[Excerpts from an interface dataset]
- - - -

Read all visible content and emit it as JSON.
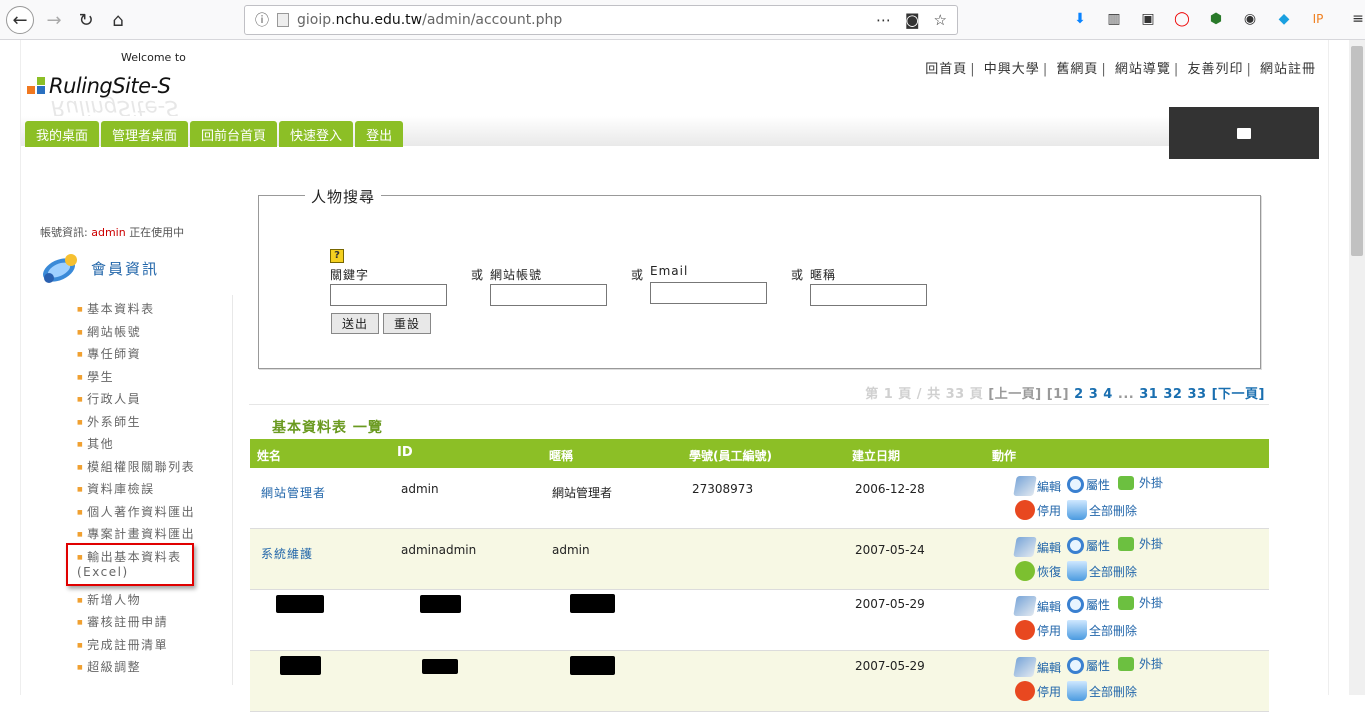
{
  "browser": {
    "url_prefix": "gioip.",
    "url_domain": "nchu.edu.tw",
    "url_path": "/admin/account.php",
    "more_icon": "⋯",
    "info_icon": "ⓘ"
  },
  "header": {
    "welcome": "Welcome to",
    "logo": "RulingSite-S",
    "top_links": [
      "回首頁",
      "中興大學",
      "舊網頁",
      "網站導覽",
      "友善列印",
      "網站註冊"
    ],
    "separator": "|"
  },
  "menu": [
    "我的桌面",
    "管理者桌面",
    "回前台首頁",
    "快速登入",
    "登出"
  ],
  "sidebar": {
    "account_prefix": "帳號資訊:",
    "account_user": "admin",
    "account_suffix": "正在使用中",
    "section_title": "會員資訊",
    "items": [
      "基本資料表",
      "網站帳號",
      "專任師資",
      "學生",
      "行政人員",
      "外系師生",
      "其他",
      "模組權限關聯列表",
      "資料庫檢誤",
      "個人著作資料匯出",
      "專案計畫資料匯出",
      "輸出基本資料表(Excel)",
      "新增人物",
      "審核註冊申請",
      "完成註冊清單",
      "超級調整"
    ]
  },
  "search": {
    "legend": "人物搜尋",
    "help_icon": "?",
    "fields": [
      "關鍵字",
      "網站帳號",
      "Email",
      "暱稱"
    ],
    "or": "或",
    "submit": "送出",
    "reset": "重設"
  },
  "pager": {
    "info": "第 1 頁 / 共 33 頁",
    "prev": "[上一頁]",
    "current": "[1]",
    "pages": "2 3 4",
    "ellipsis": "...",
    "tail": "31 32 33",
    "next": "[下一頁]"
  },
  "list": {
    "title": "基本資料表 一覽",
    "headers": [
      "姓名",
      "ID",
      "暱稱",
      "學號(員工編號)",
      "建立日期",
      "動作"
    ],
    "rows": [
      {
        "name": "網站管理者",
        "id": "admin",
        "nick": "網站管理者",
        "sid": "27308973",
        "date": "2006-12-28",
        "status": "停用"
      },
      {
        "name": "系統維護",
        "id": "adminadmin",
        "nick": "admin",
        "sid": "",
        "date": "2007-05-24",
        "status": "恢復"
      },
      {
        "name": "",
        "id": "",
        "nick": "",
        "sid": "",
        "date": "2007-05-29",
        "status": "停用"
      },
      {
        "name": "",
        "id": "",
        "nick": "",
        "sid": "",
        "date": "2007-05-29",
        "status": "停用"
      }
    ],
    "actions": {
      "edit": "編輯",
      "props": "屬性",
      "plugin": "外掛",
      "delete_all": "全部刪除"
    }
  }
}
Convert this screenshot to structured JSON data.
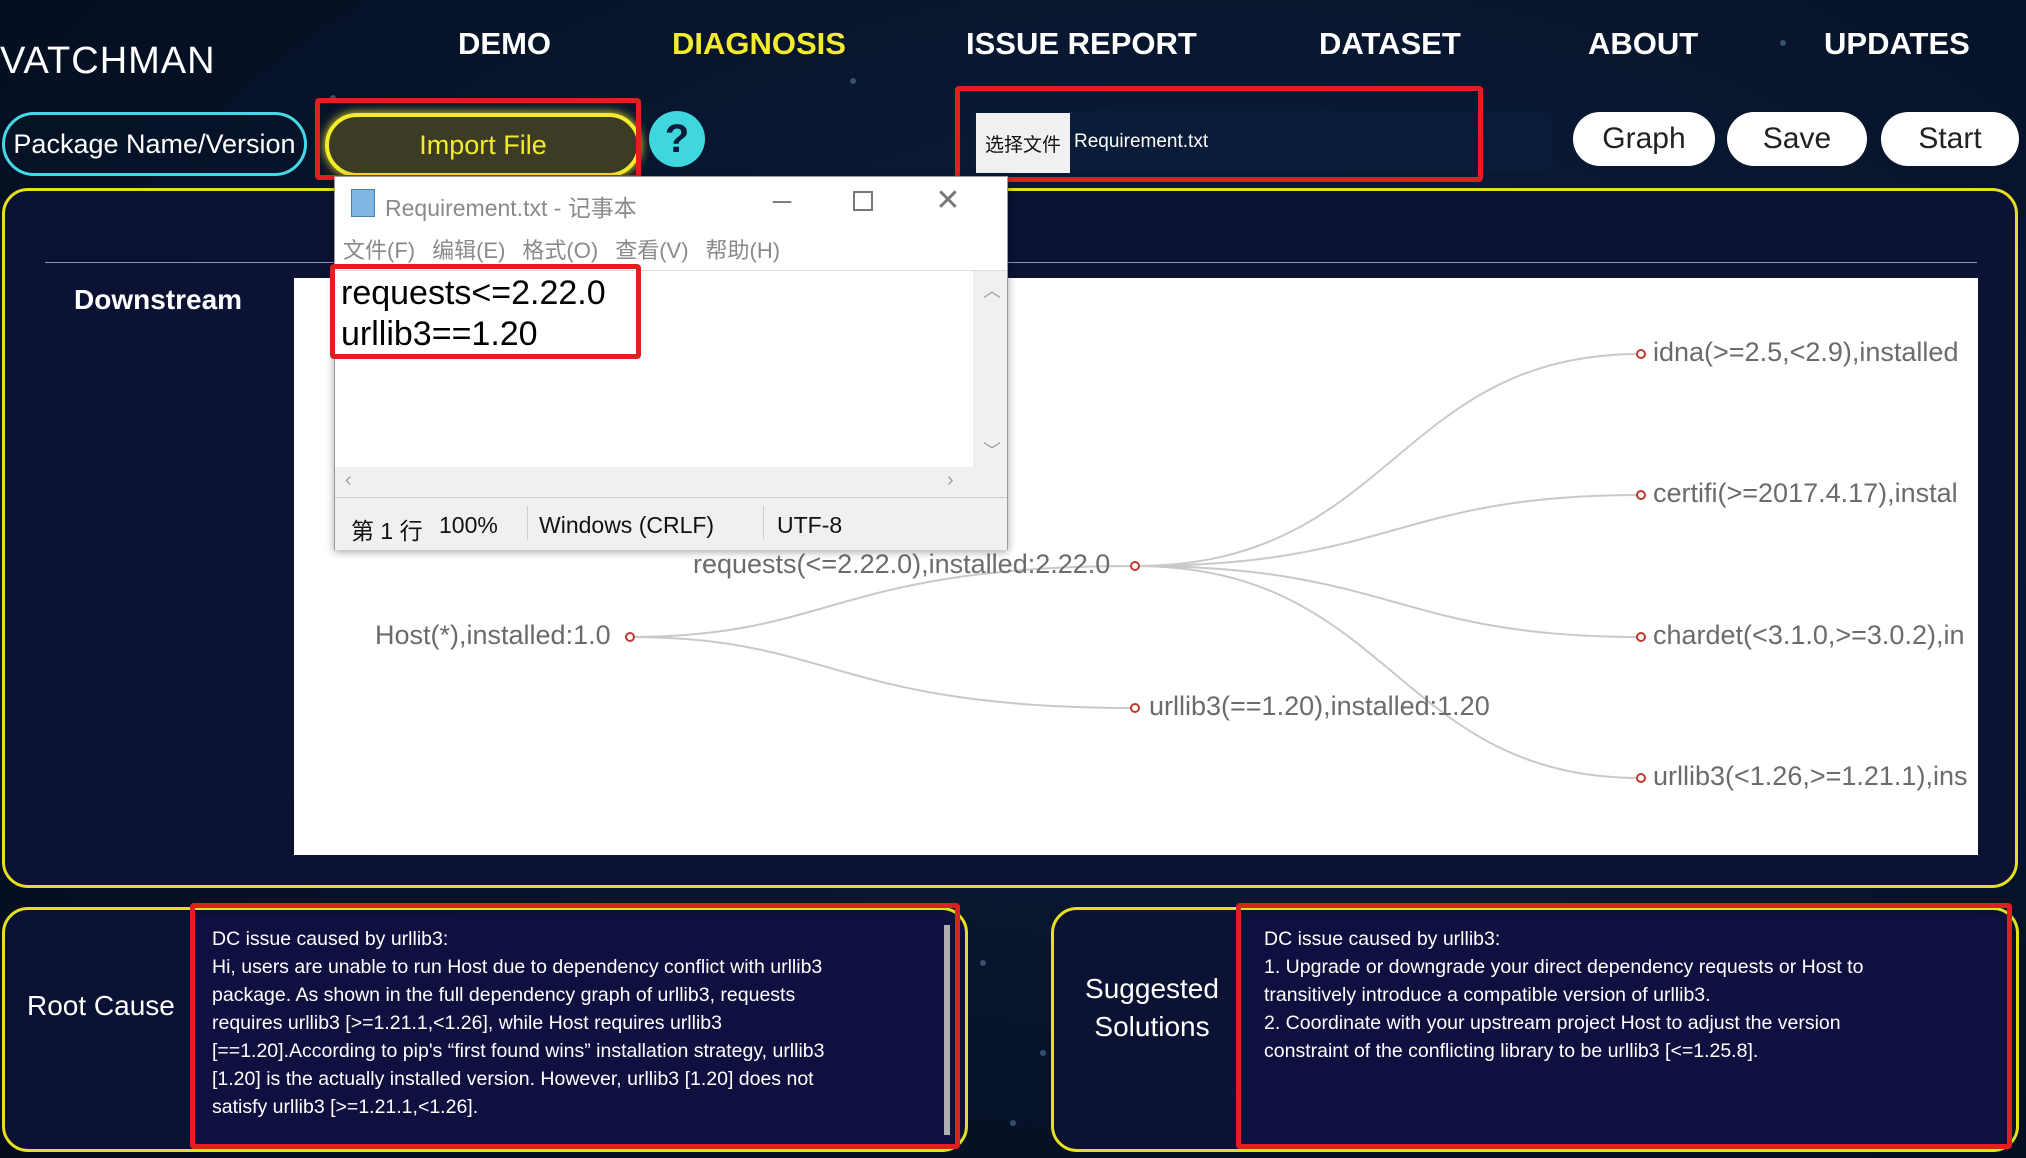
{
  "header": {
    "logo": "VATCHMAN",
    "nav": [
      "DEMO",
      "DIAGNOSIS",
      "ISSUE REPORT",
      "DATASET",
      "ABOUT",
      "UPDATES"
    ],
    "active_nav": "DIAGNOSIS"
  },
  "toolbar": {
    "package_label": "Package Name/Version",
    "import_label": "Import File",
    "help_glyph": "?",
    "choose_file_label": "选择文件",
    "file_name": "Requirement.txt",
    "graph_label": "Graph",
    "save_label": "Save",
    "start_label": "Start"
  },
  "notepad": {
    "title": "Requirement.txt - 记事本",
    "menu": [
      "文件(F)",
      "编辑(E)",
      "格式(O)",
      "查看(V)",
      "帮助(H)"
    ],
    "lines": [
      "requests<=2.22.0",
      "urllib3==1.20"
    ],
    "status": [
      "第 1 行",
      "100%",
      "Windows (CRLF)",
      "UTF-8"
    ]
  },
  "graph": {
    "section_label": "Downstream",
    "nodes": {
      "host": "Host(*),installed:1.0",
      "requests": "requests(<=2.22.0),installed:2.22.0",
      "urllib3_direct": "urllib3(==1.20),installed:1.20",
      "idna": "idna(>=2.5,<2.9),installed",
      "certifi": "certifi(>=2017.4.17),instal",
      "chardet": "chardet(<3.1.0,>=3.0.2),in",
      "urllib3_trans": "urllib3(<1.26,>=1.21.1),ins"
    }
  },
  "root_cause": {
    "label": "Root Cause",
    "lines": [
      "DC issue caused by urllib3:",
      "Hi, users are unable to run Host due to dependency conflict with urllib3",
      "package. As shown in the full dependency graph of urllib3, requests",
      "requires urllib3 [>=1.21.1,<1.26], while Host requires urllib3",
      "[==1.20].According to pip's  “first found wins”  installation strategy, urllib3",
      "[1.20] is the actually installed version. However, urllib3 [1.20] does not",
      "satisfy urllib3 [>=1.21.1,<1.26]."
    ]
  },
  "solutions": {
    "label_line1": "Suggested",
    "label_line2": "Solutions",
    "lines": [
      "DC issue caused by urllib3:",
      "1. Upgrade or downgrade your direct dependency requests or Host to",
      "transitively introduce a compatible version of urllib3.",
      "2. Coordinate with your upstream project Host to adjust the version",
      "constraint of the conflicting library to be urllib3 [<=1.25.8]."
    ]
  },
  "colors": {
    "accent_yellow": "#f3eb2b",
    "accent_cyan": "#43d9e6",
    "highlight_red": "#e0201f",
    "panel_bg": "#0c1234"
  }
}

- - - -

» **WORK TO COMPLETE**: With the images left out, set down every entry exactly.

» **ANSWER TO THIS TASK**:
Read all visible content and emit it as JSON.
{
  "browser": {
    "url_prefix": "gioip.",
    "url_domain": "nchu.edu.tw",
    "url_path": "/admin/account.php",
    "more_icon": "⋯",
    "info_icon": "ⓘ"
  },
  "header": {
    "welcome": "Welcome to",
    "logo": "RulingSite-S",
    "top_links": [
      "回首頁",
      "中興大學",
      "舊網頁",
      "網站導覽",
      "友善列印",
      "網站註冊"
    ],
    "separator": "|"
  },
  "menu": [
    "我的桌面",
    "管理者桌面",
    "回前台首頁",
    "快速登入",
    "登出"
  ],
  "sidebar": {
    "account_prefix": "帳號資訊:",
    "account_user": "admin",
    "account_suffix": "正在使用中",
    "section_title": "會員資訊",
    "items": [
      "基本資料表",
      "網站帳號",
      "專任師資",
      "學生",
      "行政人員",
      "外系師生",
      "其他",
      "模組權限關聯列表",
      "資料庫檢誤",
      "個人著作資料匯出",
      "專案計畫資料匯出",
      "輸出基本資料表(Excel)",
      "新增人物",
      "審核註冊申請",
      "完成註冊清單",
      "超級調整"
    ]
  },
  "search": {
    "legend": "人物搜尋",
    "help_icon": "?",
    "fields": [
      "關鍵字",
      "網站帳號",
      "Email",
      "暱稱"
    ],
    "or": "或",
    "submit": "送出",
    "reset": "重設"
  },
  "pager": {
    "info": "第 1 頁 / 共 33 頁",
    "prev": "[上一頁]",
    "current": "[1]",
    "pages": "2 3 4",
    "ellipsis": "...",
    "tail": "31 32 33",
    "next": "[下一頁]"
  },
  "list": {
    "title": "基本資料表 一覽",
    "headers": [
      "姓名",
      "ID",
      "暱稱",
      "學號(員工編號)",
      "建立日期",
      "動作"
    ],
    "rows": [
      {
        "name": "網站管理者",
        "id": "admin",
        "nick": "網站管理者",
        "sid": "27308973",
        "date": "2006-12-28",
        "status": "停用"
      },
      {
        "name": "系統維護",
        "id": "adminadmin",
        "nick": "admin",
        "sid": "",
        "date": "2007-05-24",
        "status": "恢復"
      },
      {
        "name": "",
        "id": "",
        "nick": "",
        "sid": "",
        "date": "2007-05-29",
        "status": "停用"
      },
      {
        "name": "",
        "id": "",
        "nick": "",
        "sid": "",
        "date": "2007-05-29",
        "status": "停用"
      }
    ],
    "actions": {
      "edit": "編輯",
      "props": "屬性",
      "plugin": "外掛",
      "delete_all": "全部刪除"
    }
  }
}
Convert this screenshot to structured JSON data.
{
  "header": {
    "logo": "VATCHMAN",
    "nav": [
      "DEMO",
      "DIAGNOSIS",
      "ISSUE REPORT",
      "DATASET",
      "ABOUT",
      "UPDATES"
    ],
    "active_nav": "DIAGNOSIS"
  },
  "toolbar": {
    "package_label": "Package Name/Version",
    "import_label": "Import File",
    "help_glyph": "?",
    "choose_file_label": "选择文件",
    "file_name": "Requirement.txt",
    "graph_label": "Graph",
    "save_label": "Save",
    "start_label": "Start"
  },
  "notepad": {
    "title": "Requirement.txt - 记事本",
    "menu": [
      "文件(F)",
      "编辑(E)",
      "格式(O)",
      "查看(V)",
      "帮助(H)"
    ],
    "lines": [
      "requests<=2.22.0",
      "urllib3==1.20"
    ],
    "status": [
      "第 1 行",
      "100%",
      "Windows (CRLF)",
      "UTF-8"
    ]
  },
  "graph": {
    "section_label": "Downstream",
    "nodes": {
      "host": "Host(*),installed:1.0",
      "requests": "requests(<=2.22.0),installed:2.22.0",
      "urllib3_direct": "urllib3(==1.20),installed:1.20",
      "idna": "idna(>=2.5,<2.9),installed",
      "certifi": "certifi(>=2017.4.17),instal",
      "chardet": "chardet(<3.1.0,>=3.0.2),in",
      "urllib3_trans": "urllib3(<1.26,>=1.21.1),ins"
    }
  },
  "root_cause": {
    "label": "Root Cause",
    "lines": [
      "DC issue caused by urllib3:",
      "Hi, users are unable to run Host due to dependency conflict with urllib3",
      "package. As shown in the full dependency graph of urllib3, requests",
      "requires urllib3 [>=1.21.1,<1.26], while Host requires urllib3",
      "[==1.20].According to pip's  “first found wins”  installation strategy, urllib3",
      "[1.20] is the actually installed version. However, urllib3 [1.20] does not",
      "satisfy urllib3 [>=1.21.1,<1.26]."
    ]
  },
  "solutions": {
    "label_line1": "Suggested",
    "label_line2": "Solutions",
    "lines": [
      "DC issue caused by urllib3:",
      "1. Upgrade or downgrade your direct dependency requests or Host to",
      "transitively introduce a compatible version of urllib3.",
      "2. Coordinate with your upstream project Host to adjust the version",
      "constraint of the conflicting library to be urllib3 [<=1.25.8]."
    ]
  },
  "colors": {
    "accent_yellow": "#f3eb2b",
    "accent_cyan": "#43d9e6",
    "highlight_red": "#e0201f",
    "panel_bg": "#0c1234"
  }
}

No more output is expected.